Let’s not pick such a loaded theme next time
‘The theme, All Inclusive, divided rather than united people, led to protests rather than partying’, the Lustrum team writes in its final report.
People thought it was weird for ‘two white men’ to present the programme, speakers complained about the lack of accessibility for disabled people, and the fact that the university’s diversity officers weren’t consulted raised some eyebrows.
In the end, the theme in fact highlighted all the ways in which the university lacked inclusivity. The Lustrum team says that one of the major issues was that many people were expecting a UG-wide inclusivity policy and that this would be implemented through the anniversary team, which wasn’t the case.
The UG eventually published an article on the central policy. Then rector Elmer Sterken recorded a video in which he said the UG ‘has a long way to go towards inclusivity’. However, this didn’t put a stop to the criticism levelled at the Lustrum team.
In their report, the team concludes the UG ‘should have picked a different time for a social debate’. The Lustrum department had been ‘sucked into various discussions and arguments they shouldn’t have had to spend time on’.
Another issue that impacted the anniversary was the period during which the festivities had been planned. The events took place from June 6 to 16, which was right in the middle of the exam period. This ‘seriously hindered the students’ participation’.
The evaluation says this could have been prevented. ‘It turned out that when a date was picked, the people who did so only took into account the exam period at the Faculty of Science and Engineering, which just so happens to be the only faculty that administers its exams early.’
The evaluation says this had ‘far-reaching consequences’. Contractus, the overarching authority of student associations, refused to collaborate on the festivities. It said there is an agreement that Contractus doesn’t organise or promote any events or activities during exam periods.
This also affected the big gala that closed out the festivities. Out of the estimated two thousand visitors, only a thousand showed up. And they only came because the UG decided to cancel the entry fee for students.

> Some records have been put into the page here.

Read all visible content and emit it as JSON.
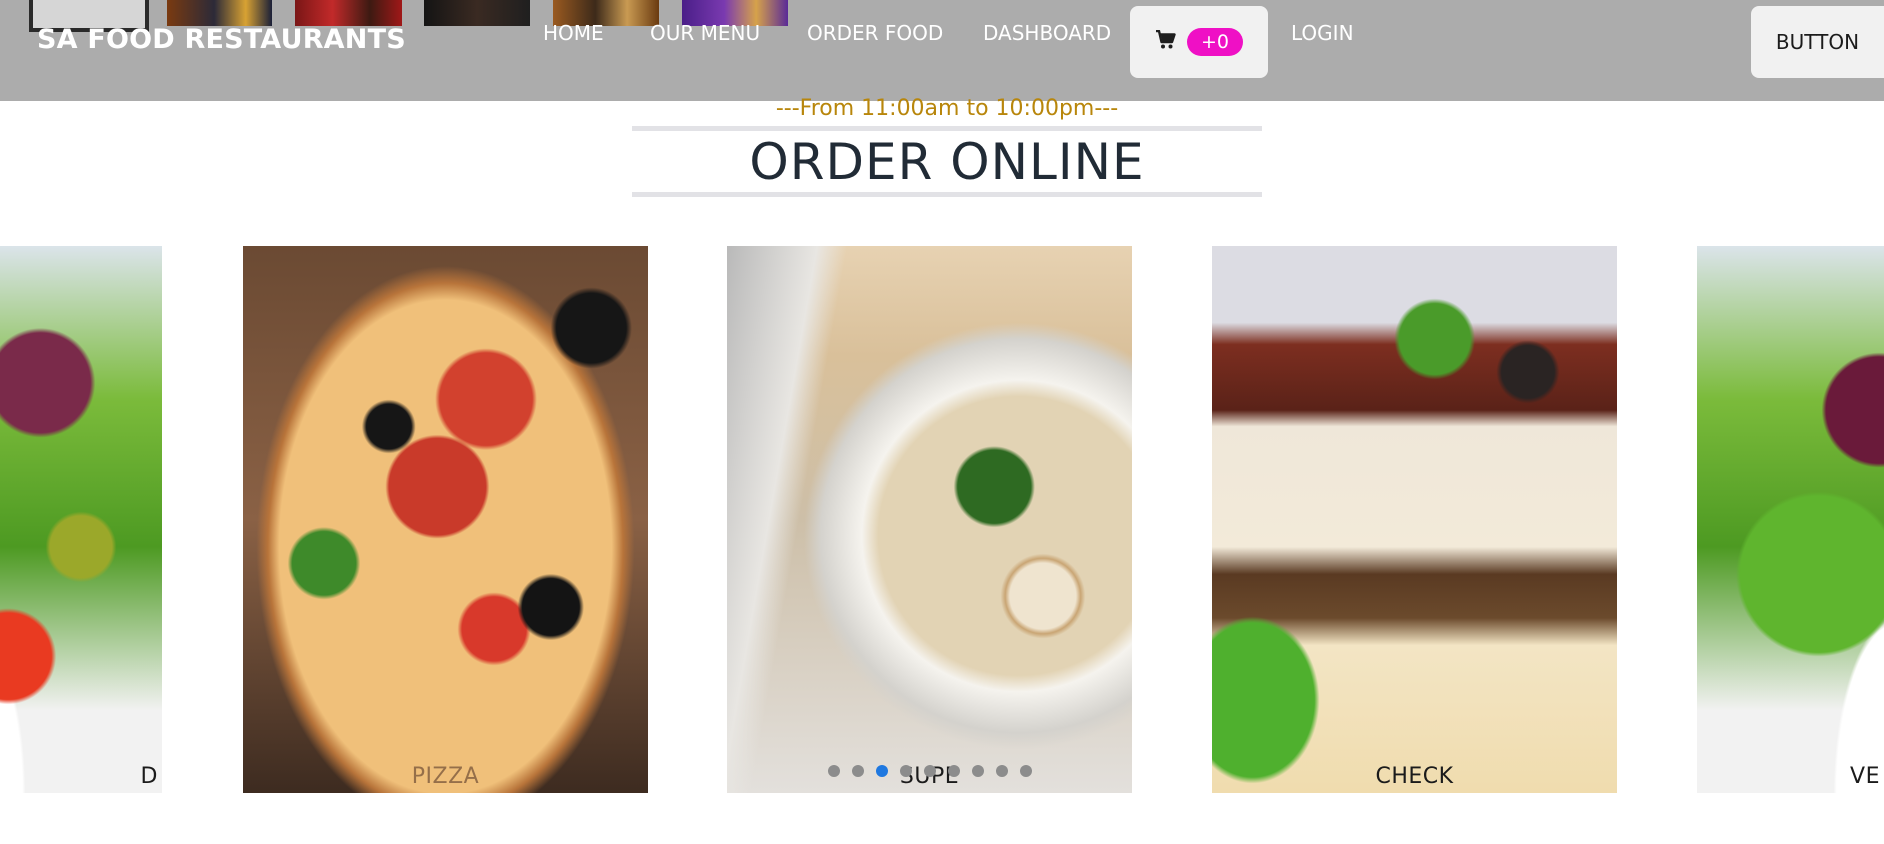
{
  "header": {
    "brand": "SA FOOD RESTAURANTS",
    "nav": [
      "HOME",
      "OUR MENU",
      "ORDER FOOD",
      "DASHBOARD"
    ],
    "cart_count": "+0",
    "login": "LOGIN",
    "button": "BUTTON",
    "background": "#acacac"
  },
  "intro": {
    "hours": "---From 11:00am to 10:00pm---",
    "title": "ORDER ONLINE",
    "hours_color": "#b8860b"
  },
  "carousel": {
    "items": [
      {
        "label": "D"
      },
      {
        "label": "PIZZA"
      },
      {
        "label": "SUPE"
      },
      {
        "label": "CHECK"
      },
      {
        "label": "VE"
      }
    ],
    "indicator_count": 9,
    "active_indicator": 3,
    "active_color": "#1f78e0"
  },
  "icons": {
    "cart": "cart-icon"
  }
}
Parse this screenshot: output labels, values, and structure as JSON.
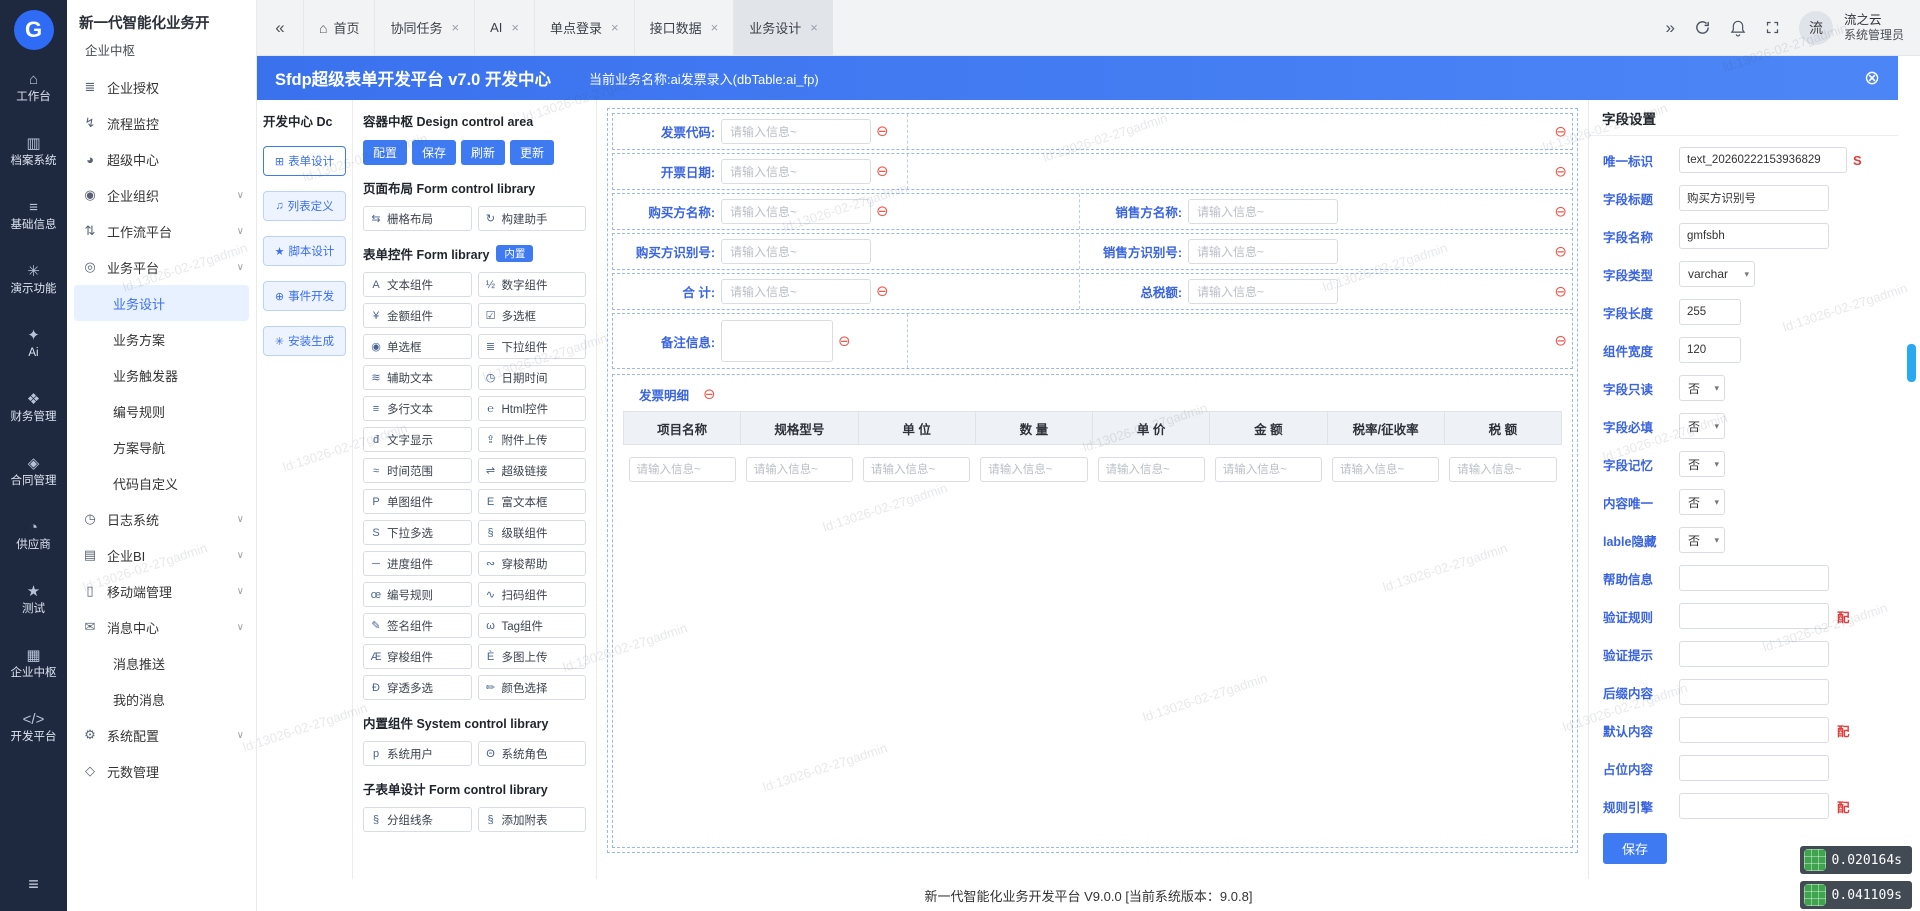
{
  "watermark_text": "ld:13026-02-27gadmin",
  "ui": {
    "chevron_down": "▾"
  },
  "rail": {
    "logo_text": "G",
    "items": [
      {
        "icon": "⌂",
        "label": "工作台"
      },
      {
        "icon": "▥",
        "label": "档案系统"
      },
      {
        "icon": "≡",
        "label": "基础信息"
      },
      {
        "icon": "✳",
        "label": "演示功能"
      },
      {
        "icon": "✦",
        "label": "Ai"
      },
      {
        "icon": "❖",
        "label": "财务管理"
      },
      {
        "icon": "◈",
        "label": "合同管理"
      },
      {
        "icon": "◔",
        "label": "供应商"
      },
      {
        "icon": "★",
        "label": "测试"
      },
      {
        "icon": "▦",
        "label": "企业中枢"
      },
      {
        "icon": "</>",
        "label": "开发平台"
      }
    ],
    "bottom_menu_icon": "≡"
  },
  "sidebar": {
    "title": "新一代智能化业务开",
    "subtitle": "企业中枢",
    "menu": [
      {
        "icon": "≣",
        "label": "企业授权"
      },
      {
        "icon": "↯",
        "label": "流程监控"
      },
      {
        "icon": "◕",
        "label": "超级中心"
      },
      {
        "icon": "◉",
        "label": "企业组织",
        "arrow": "∨"
      },
      {
        "icon": "⇅",
        "label": "工作流平台",
        "arrow": "∨"
      },
      {
        "icon": "◎",
        "label": "业务平台",
        "arrow": "∨",
        "children": [
          {
            "label": "业务设计"
          },
          {
            "label": "业务方案"
          },
          {
            "label": "业务触发器"
          },
          {
            "label": "编号规则"
          },
          {
            "label": "方案导航"
          },
          {
            "label": "代码自定义"
          }
        ]
      },
      {
        "icon": "◷",
        "label": "日志系统",
        "arrow": "∨"
      },
      {
        "icon": "▤",
        "label": "企业BI",
        "arrow": "∨"
      },
      {
        "icon": "▯",
        "label": "移动端管理",
        "arrow": "∨"
      },
      {
        "icon": "✉",
        "label": "消息中心",
        "arrow": "∨",
        "children": [
          {
            "label": "消息推送"
          },
          {
            "label": "我的消息"
          }
        ]
      },
      {
        "icon": "⚙",
        "label": "系统配置",
        "arrow": "∨"
      },
      {
        "icon": "◇",
        "label": "元数管理"
      }
    ]
  },
  "tabbar": {
    "collapse_icon": "«",
    "expand_icon": "»",
    "home_icon": "⌂",
    "close_icon": "×",
    "tabs": [
      {
        "label": "首页"
      },
      {
        "label": "协同任务"
      },
      {
        "label": "AI"
      },
      {
        "label": "单点登录"
      },
      {
        "label": "接口数据"
      },
      {
        "label": "业务设计"
      }
    ],
    "user": {
      "avatar_text": "流",
      "name": "流之云",
      "role": "系统管理员"
    }
  },
  "dev_window": {
    "title": "Sfdp超级表单开发平台 v7.0 开发中心",
    "business_label": "当前业务名称:ai发票录入(dbTable:ai_fp)",
    "close_icon": "⊗"
  },
  "dev_center": {
    "title": "开发中心 Dc",
    "tabs": [
      {
        "icon": "⊞",
        "label": "表单设计"
      },
      {
        "icon": "♫",
        "label": "列表定义"
      },
      {
        "icon": "★",
        "label": "脚本设计"
      },
      {
        "icon": "⊕",
        "label": "事件开发"
      },
      {
        "icon": "✳",
        "label": "安装生成"
      }
    ]
  },
  "control_area": {
    "title": "容器中枢 Design control area",
    "actions": [
      {
        "label": "配置"
      },
      {
        "label": "保存"
      },
      {
        "label": "刷新"
      },
      {
        "label": "更新"
      }
    ],
    "layout_section": {
      "title": "页面布局 Form control library",
      "items": [
        {
          "icon": "⇆",
          "label": "栅格布局"
        },
        {
          "icon": "↻",
          "label": "构建助手"
        }
      ]
    },
    "form_section": {
      "title": "表单控件 Form library",
      "badge": "内置",
      "items": [
        {
          "icon": "A",
          "label": "文本组件"
        },
        {
          "icon": "½",
          "label": "数字组件"
        },
        {
          "icon": "¥",
          "label": "金额组件"
        },
        {
          "icon": "☑",
          "label": "多选框"
        },
        {
          "icon": "◉",
          "label": "单选框"
        },
        {
          "icon": "≣",
          "label": "下拉组件"
        },
        {
          "icon": "≋",
          "label": "辅助文本"
        },
        {
          "icon": "◷",
          "label": "日期时间"
        },
        {
          "icon": "≡",
          "label": "多行文本"
        },
        {
          "icon": "℮",
          "label": "Html控件"
        },
        {
          "icon": "đ",
          "label": "文字显示"
        },
        {
          "icon": "⇪",
          "label": "附件上传"
        },
        {
          "icon": "≈",
          "label": "时间范围"
        },
        {
          "icon": "⇌",
          "label": "超级链接"
        },
        {
          "icon": "P",
          "label": "单图组件"
        },
        {
          "icon": "E",
          "label": "富文本框"
        },
        {
          "icon": "S",
          "label": "下拉多选"
        },
        {
          "icon": "§",
          "label": "级联组件"
        },
        {
          "icon": "─",
          "label": "进度组件"
        },
        {
          "icon": "∾",
          "label": "穿梭帮助"
        },
        {
          "icon": "œ",
          "label": "编号规则"
        },
        {
          "icon": "∿",
          "label": "扫码组件"
        },
        {
          "icon": "✎",
          "label": "签名组件"
        },
        {
          "icon": "ω",
          "label": "Tag组件"
        },
        {
          "icon": "Æ",
          "label": "穿梭组件"
        },
        {
          "icon": "È",
          "label": "多图上传"
        },
        {
          "icon": "Đ",
          "label": "穿透多选"
        },
        {
          "icon": "✏",
          "label": "颜色选择"
        }
      ]
    },
    "system_section": {
      "title": "内置组件 System control library",
      "items": [
        {
          "icon": "p",
          "label": "系统用户"
        },
        {
          "icon": "Θ",
          "label": "系统角色"
        }
      ]
    },
    "subform_section": {
      "title": "子表单设计 Form control library",
      "items": [
        {
          "icon": "§",
          "label": "分组线条"
        },
        {
          "icon": "§",
          "label": "添加附表"
        }
      ]
    }
  },
  "canvas": {
    "placeholder": "请输入信息~",
    "remove_icon": "⊖",
    "rows": [
      {
        "left": {
          "label": "发票代码:"
        }
      },
      {
        "left": {
          "label": "开票日期:"
        }
      },
      {
        "left": {
          "label": "购买方名称:"
        },
        "right": {
          "label": "销售方名称:"
        }
      },
      {
        "left": {
          "label": "购买方识别号:"
        },
        "right": {
          "label": "销售方识别号:"
        }
      },
      {
        "left": {
          "label": "合 计:"
        },
        "right": {
          "label": "总税额:"
        }
      },
      {
        "left": {
          "label": "备注信息:"
        }
      }
    ],
    "subtable": {
      "title": "发票明细",
      "columns": [
        "项目名称",
        "规格型号",
        "单 位",
        "数 量",
        "单 价",
        "金 额",
        "税率/征收率",
        "税 额"
      ]
    }
  },
  "field_settings": {
    "title": "字段设置",
    "rows": [
      {
        "label": "唯一标识",
        "value": "text_20260222153936829",
        "suffix": "S"
      },
      {
        "label": "字段标题",
        "value": "购买方识别号"
      },
      {
        "label": "字段名称",
        "value": "gmfsbh"
      },
      {
        "label": "字段类型",
        "value": "varchar"
      },
      {
        "label": "字段长度",
        "value": "255"
      },
      {
        "label": "组件宽度",
        "value": "120"
      },
      {
        "label": "字段只读",
        "value": "否"
      },
      {
        "label": "字段必填",
        "value": "否"
      },
      {
        "label": "字段记忆",
        "value": "否"
      },
      {
        "label": "内容唯一",
        "value": "否"
      },
      {
        "label": "lable隐藏",
        "value": "否"
      },
      {
        "label": "帮助信息",
        "value": ""
      },
      {
        "label": "验证规则",
        "value": "",
        "action": "配"
      },
      {
        "label": "验证提示",
        "value": ""
      },
      {
        "label": "后缀内容",
        "value": ""
      },
      {
        "label": "默认内容",
        "value": "",
        "action": "配"
      },
      {
        "label": "占位内容",
        "value": ""
      },
      {
        "label": "规则引擎",
        "value": "",
        "action": "配"
      }
    ],
    "save_label": "保存"
  },
  "footer": {
    "text": "新一代智能化业务开发平台 V9.0.0 [当前系统版本：9.0.8]"
  },
  "perf": {
    "badges": [
      {
        "time": "0.020164s"
      },
      {
        "time": "0.041109s"
      }
    ]
  }
}
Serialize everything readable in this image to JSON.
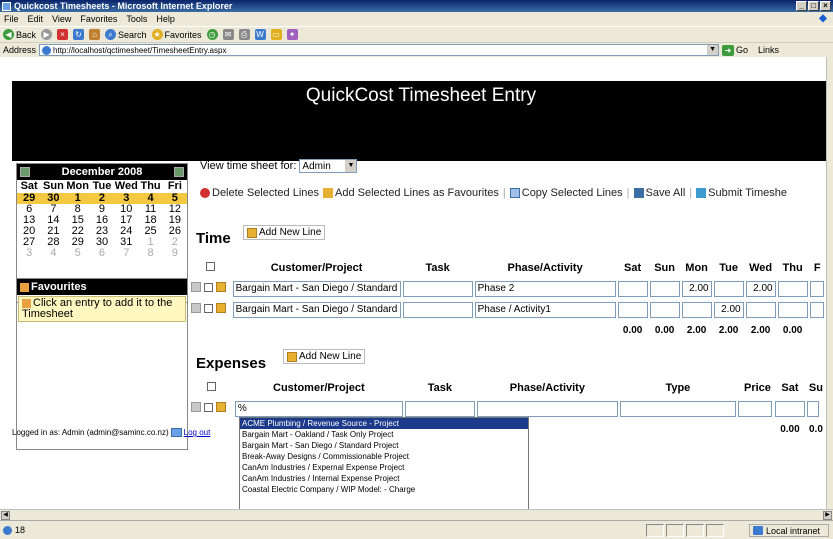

The Lustrum team asks whether a gala is still of this time. ‘We’re wondering if today’s students, who are so busy […] are interested in a UG gala every five years. The gala could certainly be much smaller. In fact, the whole anniversary celebrations could be scaled down.’
In spite of the disappointing visitor numbers, the evaluation report says that ‘the organisation went off without a hitch. All projects were produced within budget.’